But these new microswimmers are able to overcome these issues because they are so porous. In fact, their makeup makes them even faster. Researchers believe that microswimmers will soon be able to deliver drugs from inside the body. But the release mechanism still needs some additional development. Regardless, the potential for the use of this technology in medicine is encouraging.
Once this field of research produces more results, there will likely be more applications in medicine. A few promising targets include imaging, microsurgery, sensing, indirect manipulation of cells, and artificial insemination.
Other Potential Applications for Microswimmers
The current uses for microswimmers are fascinating and exciting. But what about the potential for this technology? In other words, why else should you care?
In addition to medical uses, scientists are investigating the use of microswimmers to address environmental challenges. One example is the remediation of oil spills.
Magnesium particles covered asymmetrically with a hydrophobic coating, when placed with micron-scale oil droplets in seawater, will absorb the oil droplets. The seawater gets broken down, which generates hydrogen bubbles and propels the particles. These particles can be collected, directed, or reused as desired.
Microswimmers can also change chemical pollutants into fuel, effectively cleaning them up. For example, certain swimmers can transform toxic compounds of nonbiodegradable pollutants from industrial production into non-toxic byproducts. This presents a variety of uses for manufacturers and other industries that are trying to be more environmentally conscious.
Finally, microscopic particles have the ability to interact with their local environment and perform a variety of useful functions. This might sound like science fiction or a dream come true for some businesses, but it’s likely the wave of the future.

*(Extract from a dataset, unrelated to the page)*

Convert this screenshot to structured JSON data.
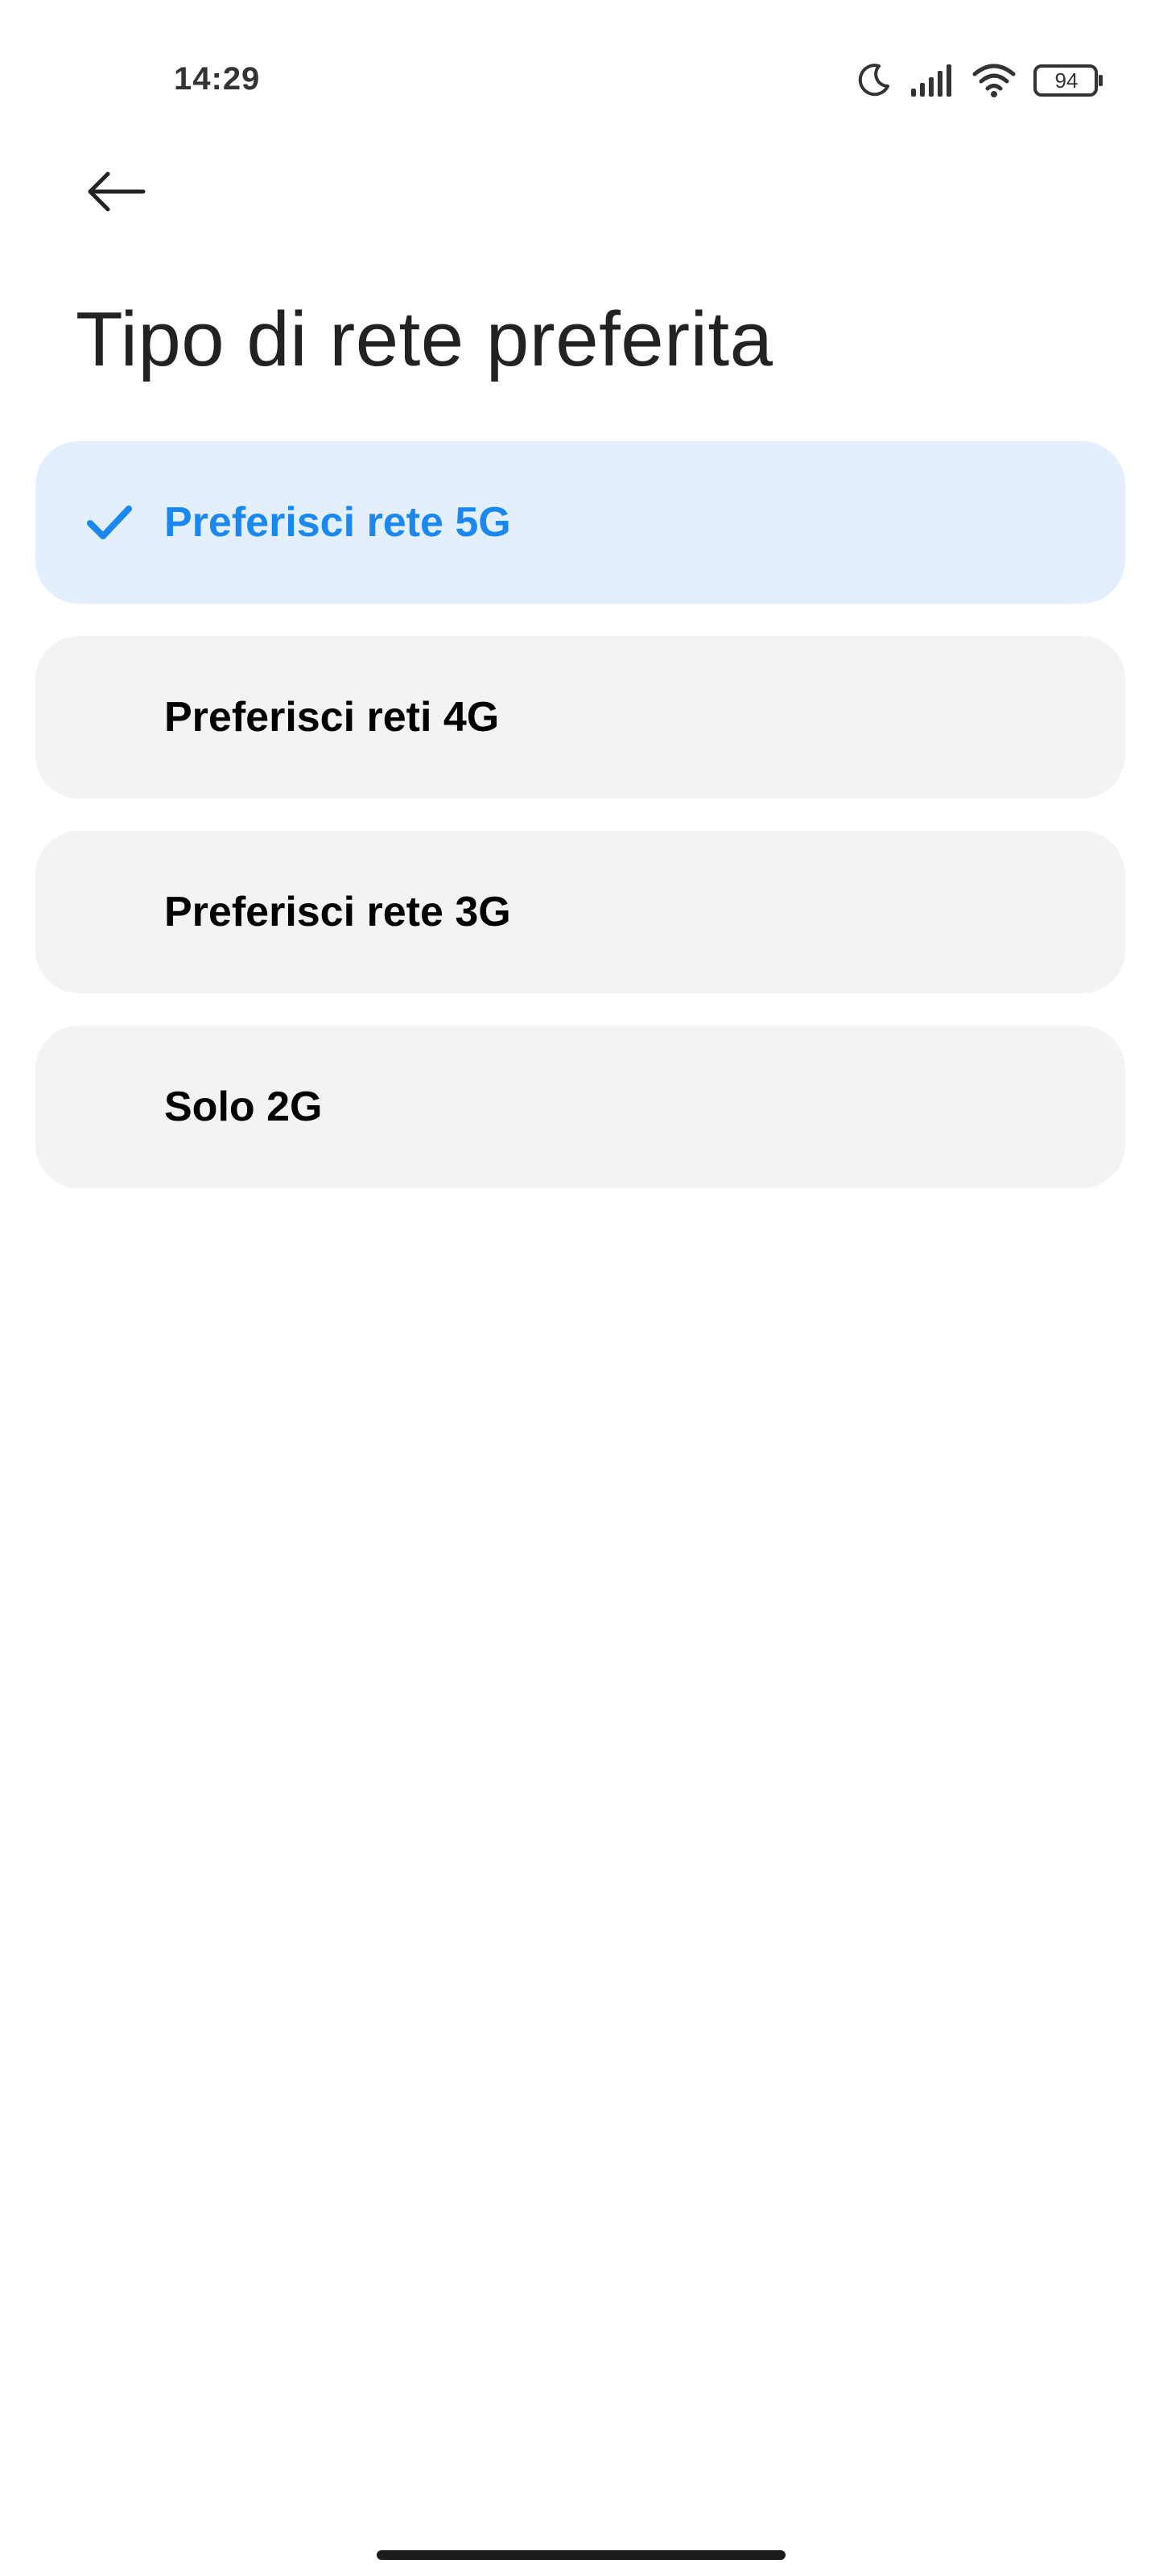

Researchers are making significant progress in understanding the physics of what drives microswimmers. As the general principles behind the science become better understood, the potential applications for individuals and businesses will soar.